I am writing this post merely as an observation of my own experience with what I've written. When I started with M1, I stuck to reality, contemporary if you will. I didn't finish it. I got bored. Then I was hit with inspiration of another realm, and I wrote M2, and I'm still in love with that story. It challenged me creatively, and that's when I realized it's okay not to write what you know, because it's the process of figuring it out and learning your way through that makes the journey worthwhile and exciting.
Now I'm writing M3, going back to contemporary. This time, however, it's loosley inspired by my time in high school and the people I've known throughout the years. But it's also an issues book on body dysmorphia and self-worth, something that I struggled with a lot in my college years and something my main protagonist will go through in the span of a year. In a lot of ways, M3 is harder than writing M2 because I'm writing through personal experiences rather than imaginative inspiration.
I've been rereading a lot of my old journals, which really makes me shy away from writing sometimes because somehow I feel myself transplanted right back to my adolescent years. Not sure if it's a good thing or a bad thing. All I know is, M3 will definitely be more of a struggle to finish, but somehow I think I'll get a lot of meaning out of it.
How about you? Where does your inspiration come from your current WIP?

This post was in participation of ISWG. Thanks to

Monday, February 2, 2015

The Imitation Game, 80th Birthday, & the Super Bowl

So Michael and I finally went to the see The Imitation Game on Friday. We've been wanting to go for a while, but the first time we tried, we missed the showing. The second time, we got too caught up in the season finale of The Taste. Now the third time, after a mad dash of a dinner, we finally ended up making it.

And let me just say, I was blown away! It was such an awesome movie, well-paced, poignant dialogue, a note of humor with some intense emotional scenes, and just well done cinematic and music-wise. I really hope this movie, Benedict Cumberbatch, and Kiera Knightley all get an oscar!

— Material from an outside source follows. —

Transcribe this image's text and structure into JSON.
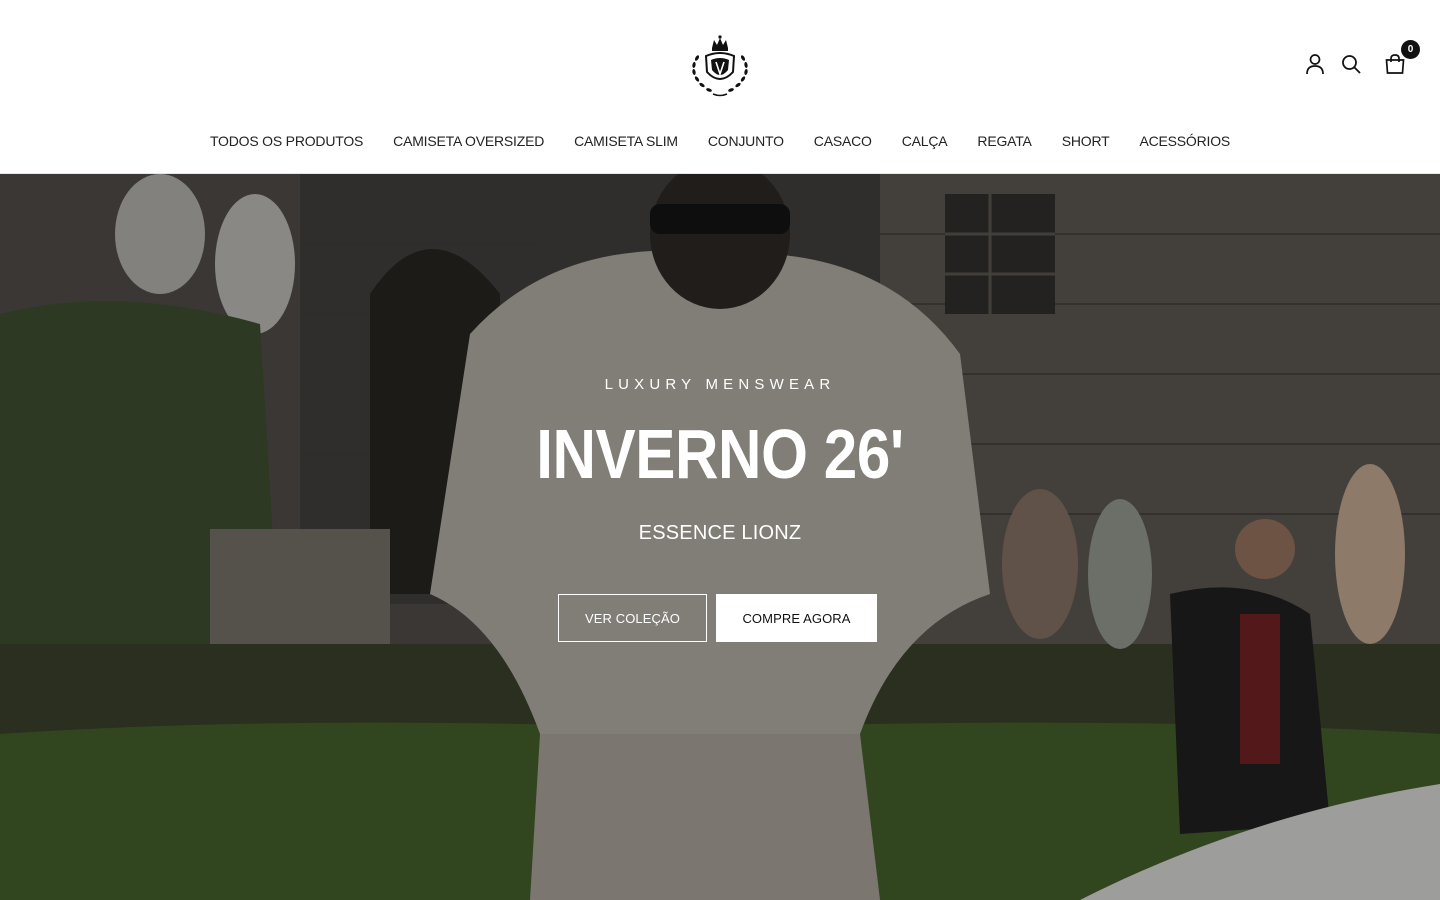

On Saturday we celebrated Michael's grandmother's 80th Birthday. It was definitely a great time hanging out with Michael's whole family from his father's side. I can't imagine what the world will be like if I ever get the chance to live that long. I asked the Birthday girl if time seemed to go by quick or if it seemed like a long journey to get to this point. She answered, "Quick, too quick."

The grandchildren plus Tim & I (PC: Cristine Peters)

Delicious red velvet cake! (PC: Cristine Peters)

Michael & I (PC: Cristine Peters)

The next day was the super bowl. This year I wasn't stuck in a hotel in the suburbs of Boston, thank goodness! So I got to watch the Super bowl with Michael's family. All in all, it was a great time: the food, the company, the fluffy dogs.

PC: @benlowy

The only downside was that last play (let me just say, the city has never been so quiet, grey, and rainy like it is today).

Alas, there's always next year, right?